--- DATA UNDER STUDY Enclosed Below ---
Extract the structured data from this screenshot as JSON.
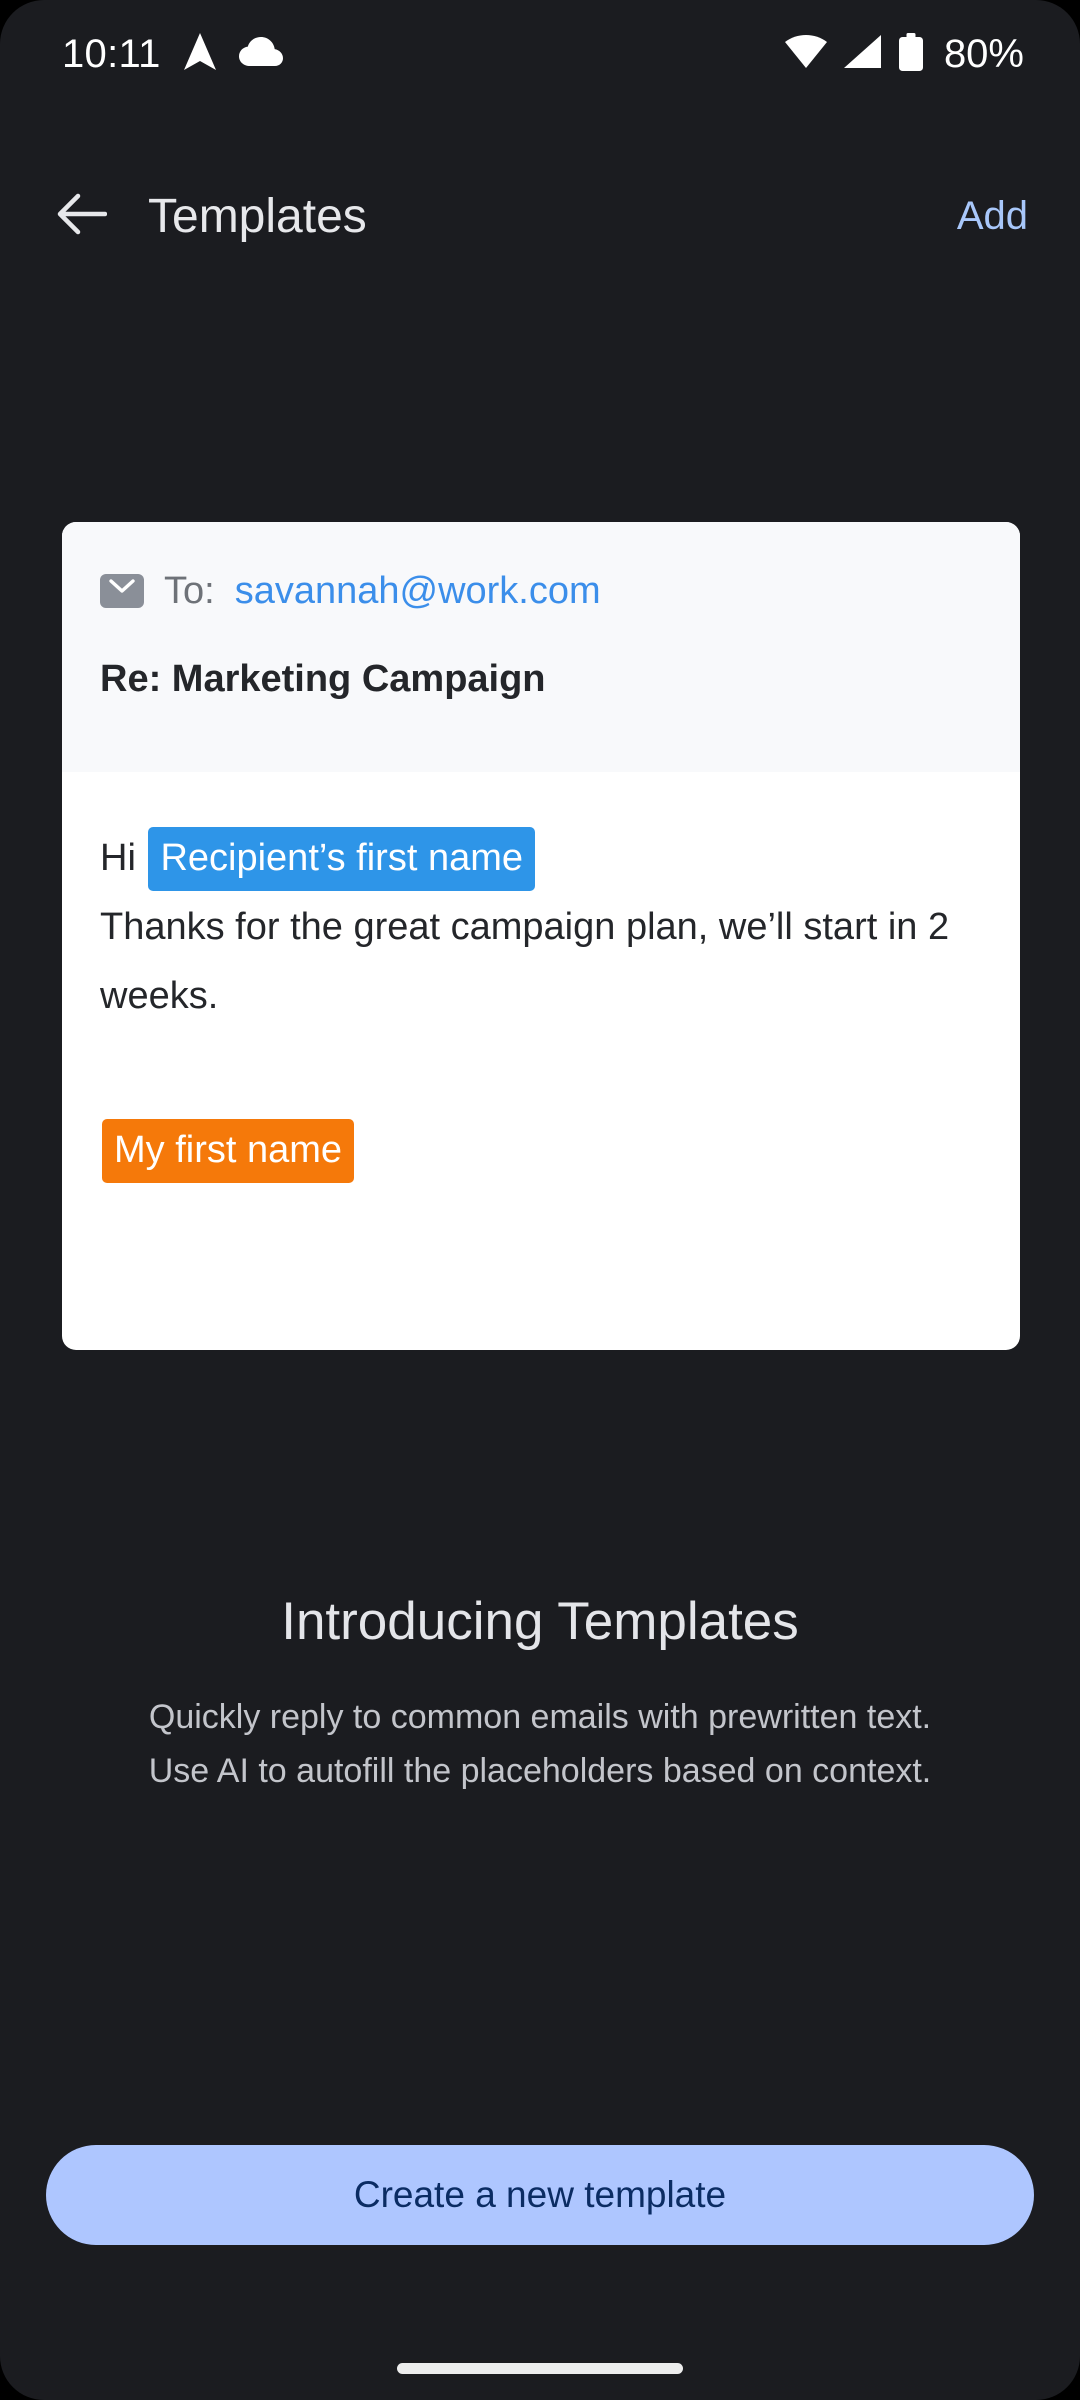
{
  "status_bar": {
    "time": "10:11",
    "battery_percent": "80%",
    "icons": [
      "navigation-arrow-icon",
      "cloud-icon",
      "wifi-icon",
      "cellular-signal-icon",
      "battery-icon"
    ]
  },
  "app_bar": {
    "back_icon": "arrow-left-icon",
    "title": "Templates",
    "add_label": "Add"
  },
  "template_card": {
    "envelope_icon": "envelope-icon",
    "to_label": "To:",
    "to_address": "savannah@work.com",
    "subject": "Re: Marketing Campaign",
    "greeting_prefix": "Hi",
    "recipient_placeholder": "Recipient’s first name",
    "body_text": "Thanks  for the great campaign plan, we’ll start in 2 weeks.",
    "sender_placeholder": "My first name"
  },
  "promo": {
    "title": "Introducing Templates",
    "description": "Quickly reply to common emails with prewritten text. Use AI to autofill the placeholders based on context."
  },
  "cta": {
    "label": "Create a new template"
  },
  "colors": {
    "background": "#1B1C20",
    "accent_blue": "#A8C7FA",
    "cta_fill": "#AEC6FF",
    "cta_text": "#0B2C63",
    "link_blue": "#3B8EEA",
    "chip_recipient": "#2E95E8",
    "chip_sender": "#F5790A",
    "card_head": "#F8F9FB",
    "card_body": "#FFFFFF"
  }
}
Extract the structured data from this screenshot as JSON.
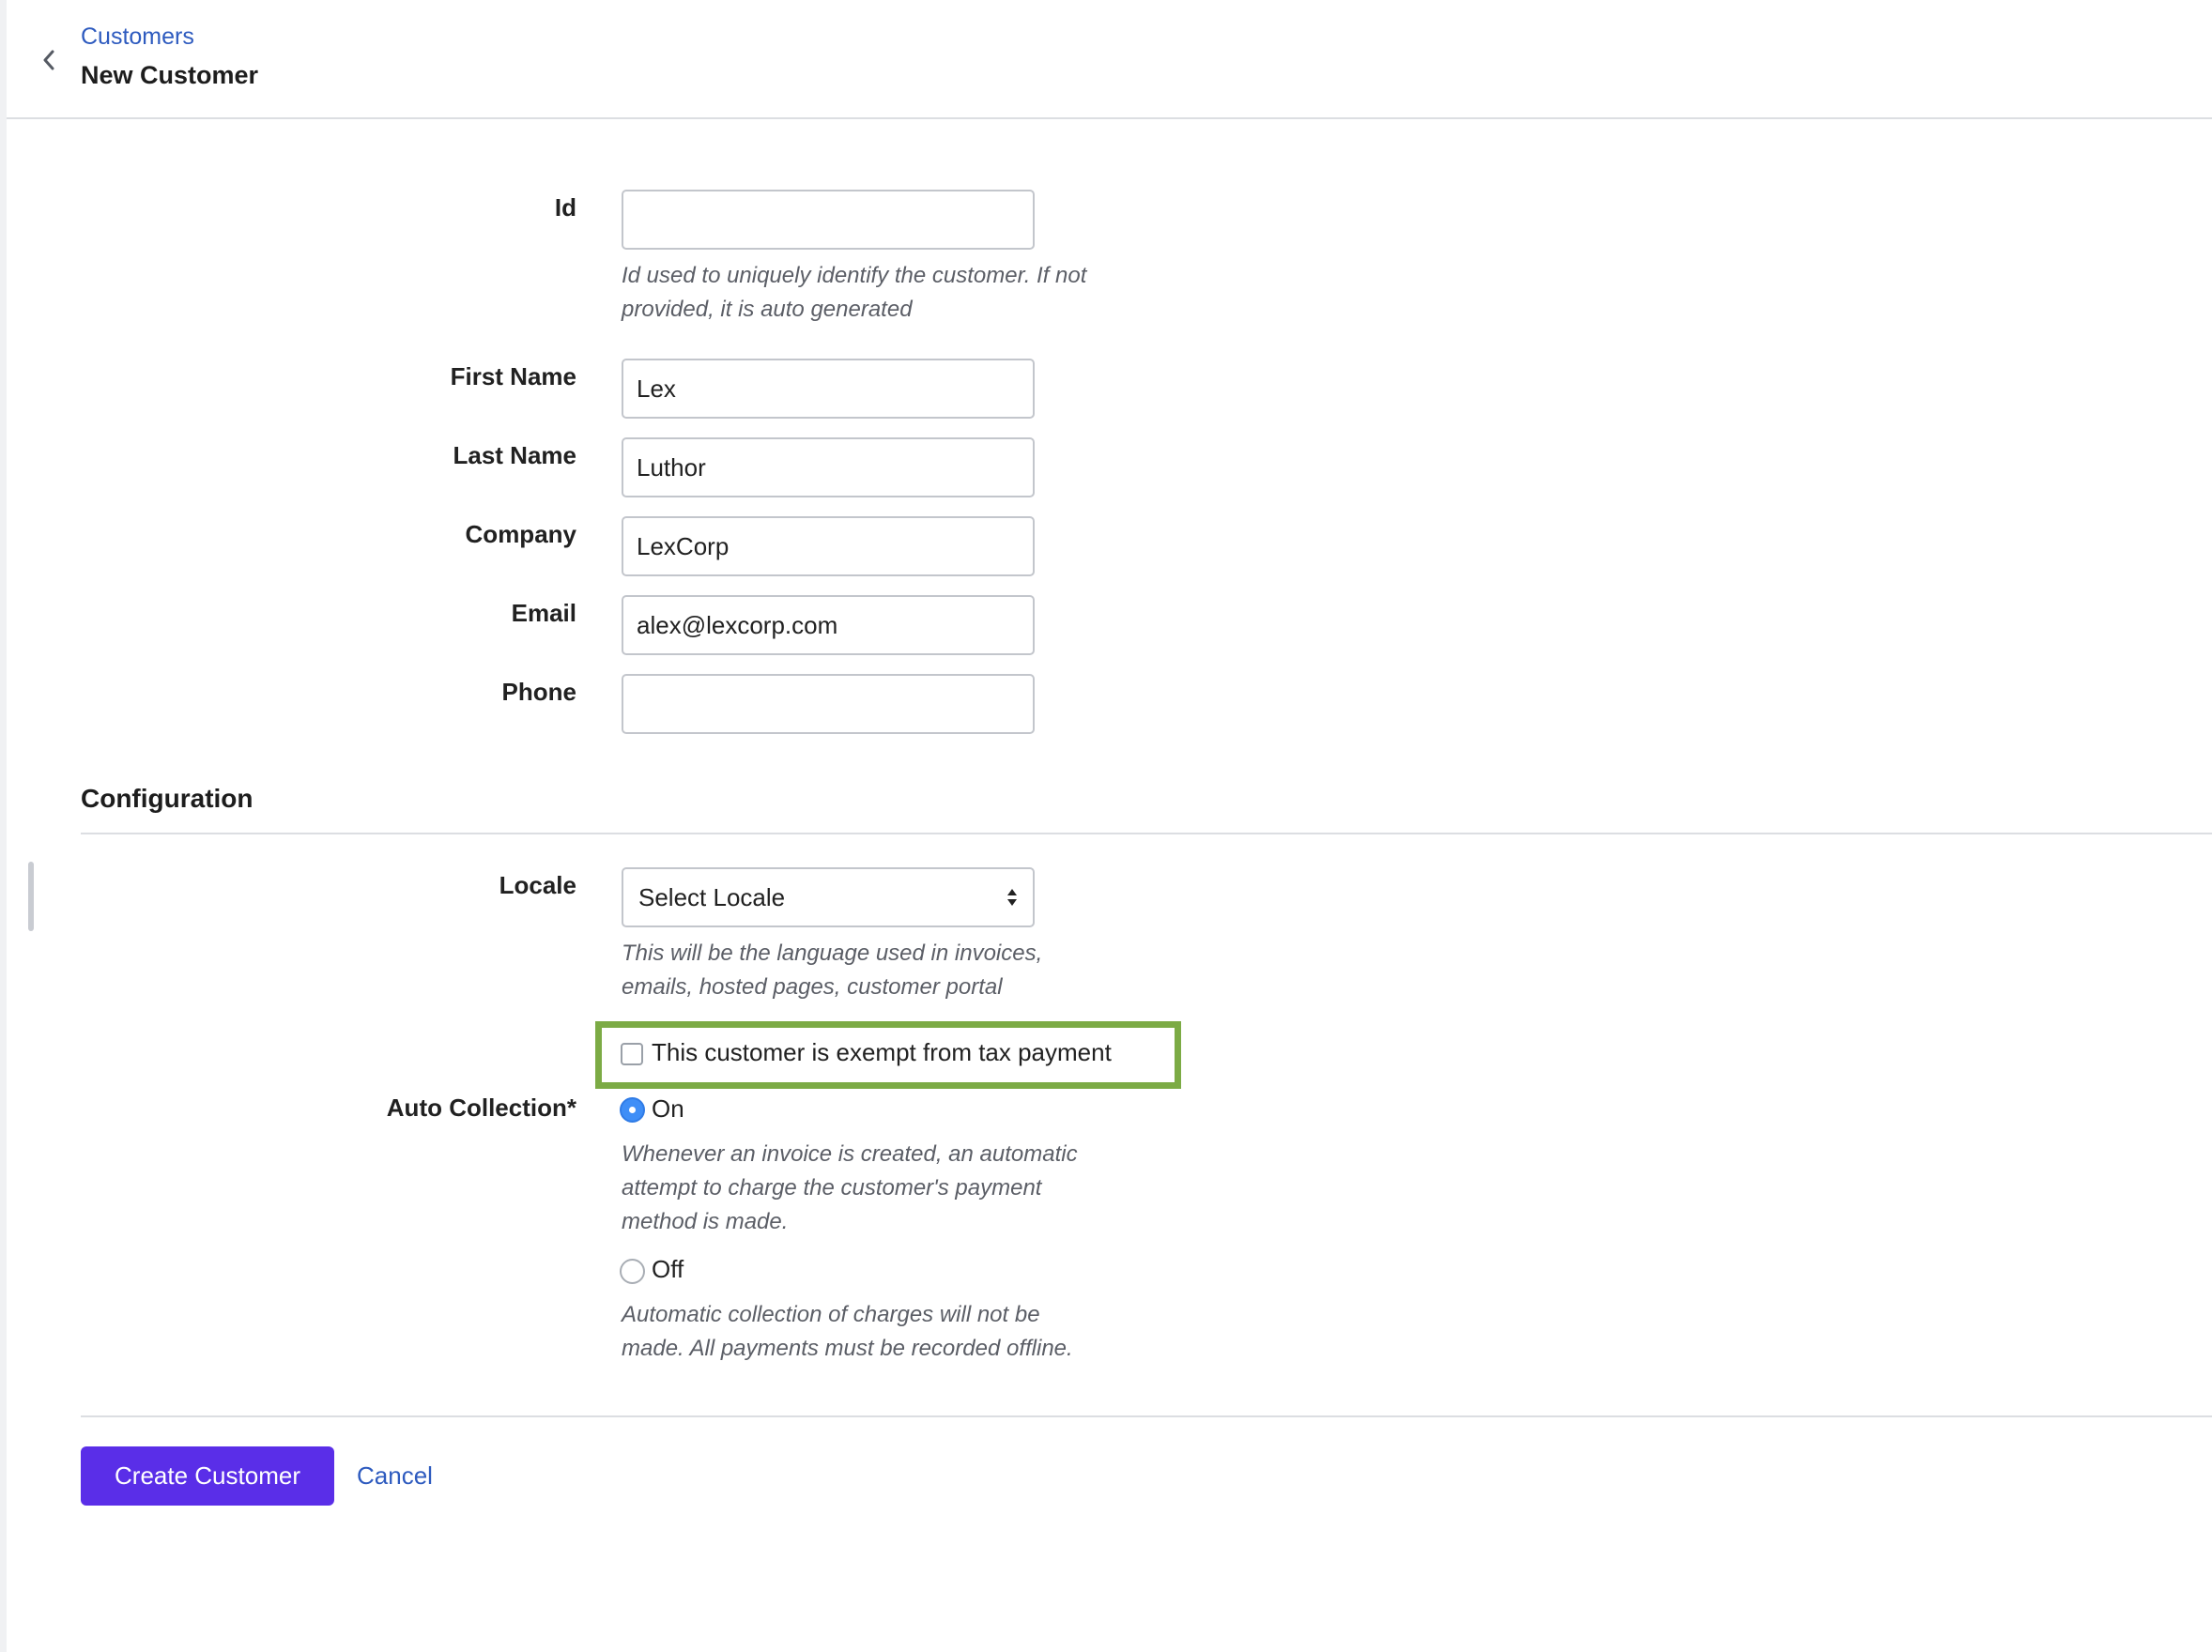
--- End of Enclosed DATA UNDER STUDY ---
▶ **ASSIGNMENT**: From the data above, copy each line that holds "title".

▶ **TASK RESULT**:
    "title": "Templates",
    "title": "Introducing Templates",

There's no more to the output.